Born on December 31, 1952 in South Cameroon, in the village of Ayaz, the founder of the NGO “Les Centres d’accueil de l’espoir” CAES Reverend sister Marie Thérèse Brigit Mewoulou still better known under the name ‘Mama soeur’ completed her secondary studies at the “Lycée Technique Commercial de Yaoundé”. She obtained a Diploma in quantitative Management Techniques.
From her early age, religion and Scouting were her major activities. It was during all these activities that she discovered the most disadvantaged districts living in misery, poverty and suffering.
With the advent of AIDS, everyone was primarily focused on prevention, support for patients and medicines while neglecting the impact of this disease on children, especially in the poor neighborhoods.
Assuming the functions of Director of a College located 90 km from Yaoundé, “Mama soeur”, found that several children were unable to pay their school fees because one of their parents was either very sick or deceased. For her, it was unfair that these children should be sent out of the academic establishment because their parents could no longer pay their tuition fees.
On weekends, ‘Mama soeur’ went to families in order to know the reasons explaining such attitudes towards their children. During these visits, she met very impaired people. This sad situation inspired her to look after them, to take them to the hospital so they can get treatment. It was the first time that ‘Mama soeur’ came in contact with the word ‘AIDS’ and its fatal consequences.

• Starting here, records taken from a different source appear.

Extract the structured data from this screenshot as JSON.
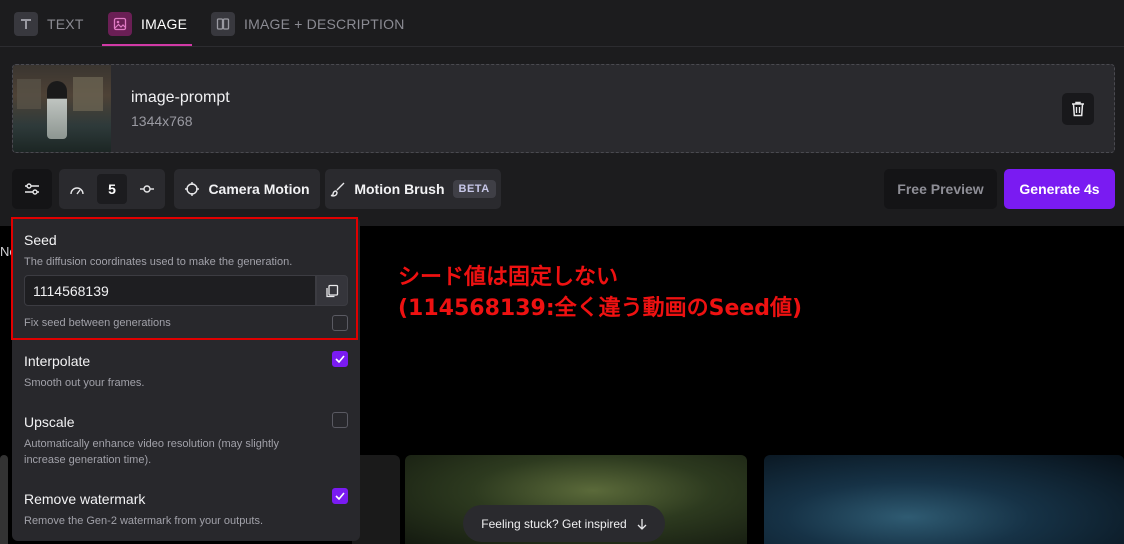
{
  "tabs": [
    {
      "label": "TEXT",
      "icon": "text-icon"
    },
    {
      "label": "IMAGE",
      "icon": "image-icon",
      "active": true
    },
    {
      "label": "IMAGE + DESCRIPTION",
      "icon": "image-description-icon"
    }
  ],
  "prompt_card": {
    "title": "image-prompt",
    "dimensions": "1344x768"
  },
  "toolbar": {
    "speed_value": "5",
    "camera_motion_label": "Camera Motion",
    "motion_brush_label": "Motion Brush",
    "beta_label": "BETA",
    "free_preview_label": "Free Preview",
    "generate_label": "Generate 4s"
  },
  "settings": {
    "seed": {
      "title": "Seed",
      "description": "The diffusion coordinates used to make the generation.",
      "value": "1114568139",
      "fix_label": "Fix seed between generations",
      "fixed": false
    },
    "interpolate": {
      "title": "Interpolate",
      "description": "Smooth out your frames.",
      "checked": true
    },
    "upscale": {
      "title": "Upscale",
      "description": "Automatically enhance video resolution (may slightly increase generation time).",
      "checked": false
    },
    "remove_watermark": {
      "title": "Remove watermark",
      "description": "Remove the Gen-2 watermark from your outputs.",
      "checked": true
    }
  },
  "stray_text": "Ne",
  "annotation": {
    "line1": "シード値は固定しない",
    "line2": "(114568139:全く違う動画のSeed値)"
  },
  "inspire_label": "Feeling stuck? Get inspired",
  "colors": {
    "accent": "#7a1bf2",
    "tab_active": "#d13aa6",
    "annotation": "#ee1111"
  }
}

She realized that a large number of orphans she came across suffered this fate. Many people around her spoke of “slow poison”, while it was AIDS, a new disease. This disease and its consequences were ignored by much of the population. She discovered the hidden face of AIDS, as well as the social and economic consequences on the populations especially the poor among whom the idea of dealing with the disease was absent.